Friday, May 24, 2013

Ordinary people

The culture war is getting kind of lop-sided these days. President Obama has announced he is in favor of civil same-sex marriage. The military has dropped Don't Ask Don't Tell. A conservative lawyer has led the challenge against California's Proposition 8. Alan Chambers has backed away from Exodus's former claims that gay people can "change." And a veteran NBA player has come out as gay. All this may be an indication that saner minds are finally starting to prevail on this issue. Or it could mean that Satan is implementing a grand plan to blind weak and faithless minds through cultural influence and the secular media.

For a conservative Christian like myself who supports the more open stance society is taking toward gay and lesbian people, the issue is not about whether I believe or disbelieve the secular media, or whether I am choosing to go with or against the flow of our cultural times. I was in favor of civil same-sex marriage, critical of ex-gay therapy, and wanted the abolition of DADT all the way back in 2000, before our society and secular media were entirely comfortable with those ideas. So it wasn't that I capitulated to culture, society and media, but rather it feels like those entities, over time, became weirdly in sync with where I'm at on those particular issues.

Basically, what I believe has happened is that most of the younger generation (and many in the older generation) have become persuaded by the same observations and understanding that persuaded me some thirteen years ago: that being gay isn't a lifestyle choice, political ideology, or consequence of rejecting God. Being gay is something that people find themselves to be--and as a result some gay or lesbian people may have to make choices about their politics, religion or lifestyle that may or may not be in step with those who have never wrestled with having a minority sexual orientation.

My view used to be that perverts are gay, the immoral are gay, the rebellious are gay. The difference now is that I think people are gay. By "people" I mean the "people in your life" people. People that life insurance ads appeal to. People who buy Coke instead of Pepsi, or vice versa. The people we mean when we say, "people like convenience" or "people want a president who cares." Once you see that people are gay, that changes everything.

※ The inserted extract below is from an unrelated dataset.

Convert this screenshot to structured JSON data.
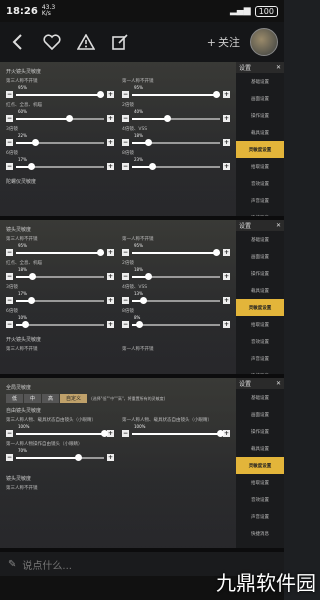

But the fact is, you can't see gay people as people unless you come to realize it for yourself. This is not something you are convinced of by simply reading a blog post. For instance, back when I still had the idea that only rebellious, perverted child molesters were gay, I would "push back" in my mind against anything I encountered that seemed to contradict my view. In early 2000 when my thinking was still in transition, I once saw a story about a high school kid, the quarterback and team captain of the school football team, who came out to his teammates as gay and was well received. I was annoyed that the secular media didn't highlight the moral issue of being gay and simply presented it as a touchy-feely, triumph-of-the-human-spirit thing. I pushed back at the story with my mind because it wasn't a Christian presentation, and I ended up rejecting the whole thing.

But upon later reflection, I realized that I missed the whole point of the story. Sure, there are moral issues about being gay when you approach it from a Christian perspective. But the more foundational question is, who is this person to begin with? Your standard issue pervert? Or just a high-school kid, feeling like he needed to be honest with his teammates, so scared he was shaking when he stood in front of them in the locker room and came out, finding relief once the truth was out and his family and friends accepted him.

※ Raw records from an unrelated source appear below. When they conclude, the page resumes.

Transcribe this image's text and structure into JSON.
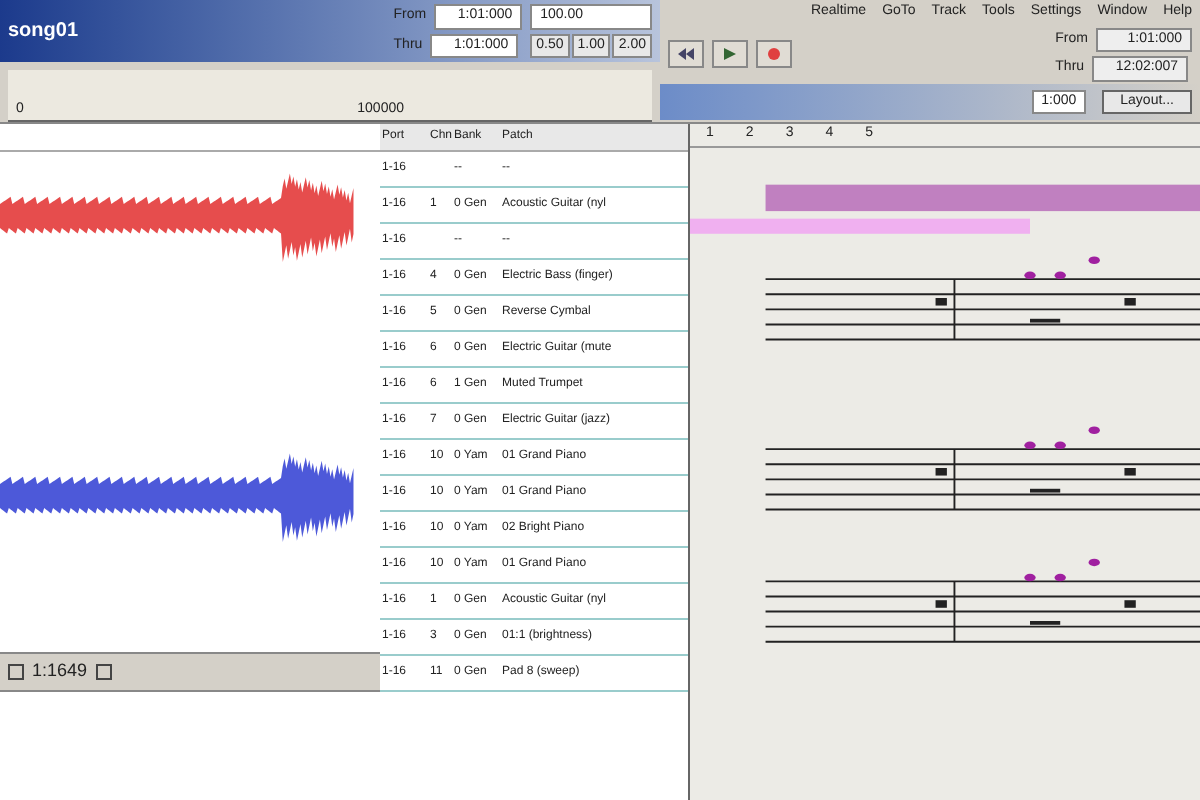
{
  "window": {
    "title": "song01"
  },
  "menu": [
    "Realtime",
    "GoTo",
    "Track",
    "Tools",
    "Settings",
    "Window",
    "Help"
  ],
  "toolbar": {
    "from_label": "From",
    "from_value": "1:01:000",
    "thru_label": "Thru",
    "thru_value": "1:01:000",
    "tempo": "100.00",
    "ratios": [
      "0.50",
      "1.00",
      "2.00"
    ],
    "ruler_start": "0",
    "ruler_end": "100000"
  },
  "transport": {
    "from_label": "From",
    "from_value": "1:01:000",
    "thru_label": "Thru",
    "thru_value": "12:02:007"
  },
  "staff_toolbar": {
    "layout_button": "Layout...",
    "position": "1:000",
    "measures": [
      "1",
      "2",
      "3",
      "4",
      "5"
    ]
  },
  "track_table": {
    "columns": [
      "Port",
      "Chn",
      "Bank",
      "Patch"
    ],
    "rows": [
      {
        "port": "1-16",
        "chn": "",
        "bank": "--",
        "patch": "--",
        "selected": false
      },
      {
        "port": "1-16",
        "chn": "1",
        "bank": "0 Gen",
        "patch": "Acoustic Guitar (nyl",
        "selected": false
      },
      {
        "port": "1-16",
        "chn": "",
        "bank": "--",
        "patch": "--",
        "selected": false
      },
      {
        "port": "1-16",
        "chn": "4",
        "bank": "0 Gen",
        "patch": "Electric Bass (finger)",
        "selected": false
      },
      {
        "port": "1-16",
        "chn": "5",
        "bank": "0 Gen",
        "patch": "Reverse Cymbal",
        "selected": false
      },
      {
        "port": "1-16",
        "chn": "6",
        "bank": "0 Gen",
        "patch": "Electric Guitar (mute",
        "selected": false
      },
      {
        "port": "1-16",
        "chn": "6",
        "bank": "1 Gen",
        "patch": "Muted Trumpet",
        "selected": false
      },
      {
        "port": "1-16",
        "chn": "7",
        "bank": "0 Gen",
        "patch": "Electric Guitar (jazz)",
        "selected": false
      },
      {
        "port": "1-16",
        "chn": "10",
        "bank": "0 Yam",
        "patch": "01 Grand Piano",
        "selected": false
      },
      {
        "port": "1-16",
        "chn": "10",
        "bank": "0 Yam",
        "patch": "01 Grand Piano",
        "selected": false
      },
      {
        "port": "1-16",
        "chn": "10",
        "bank": "0 Yam",
        "patch": "02 Bright Piano",
        "selected": false
      },
      {
        "port": "1-16",
        "chn": "10",
        "bank": "0 Yam",
        "patch": "01 Grand Piano",
        "selected": false
      },
      {
        "port": "1-16",
        "chn": "1",
        "bank": "0 Gen",
        "patch": "Acoustic Guitar (nyl",
        "selected": false
      },
      {
        "port": "1-16",
        "chn": "3",
        "bank": "0 Gen",
        "patch": "01:1 (brightness)",
        "selected": false
      },
      {
        "port": "1-16",
        "chn": "11",
        "bank": "0 Gen",
        "patch": "Pad 8 (sweep)",
        "selected": false
      }
    ]
  },
  "counter": "1:1649"
}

Whatever moral journey that high school kid might take from that point on in his life, you have to recognize that it is a person who is going to make that journey. You have to ask yourself, what you would do if you were in his shoes? It is a question you only ask when you recognize that he is someone just like yourself.

And that circles us back to approaching this boy's story, and everyone's story, from a Christian moral perspective. When Jesus says "love your neighbor as yourself," he is saying that in order to fulfill our primary moral obligation to another person, we must first put ourselves in his or her shoes, so that we would know how to love them. We must first treat them like people. Because even Jesus recognized that neighbors are people.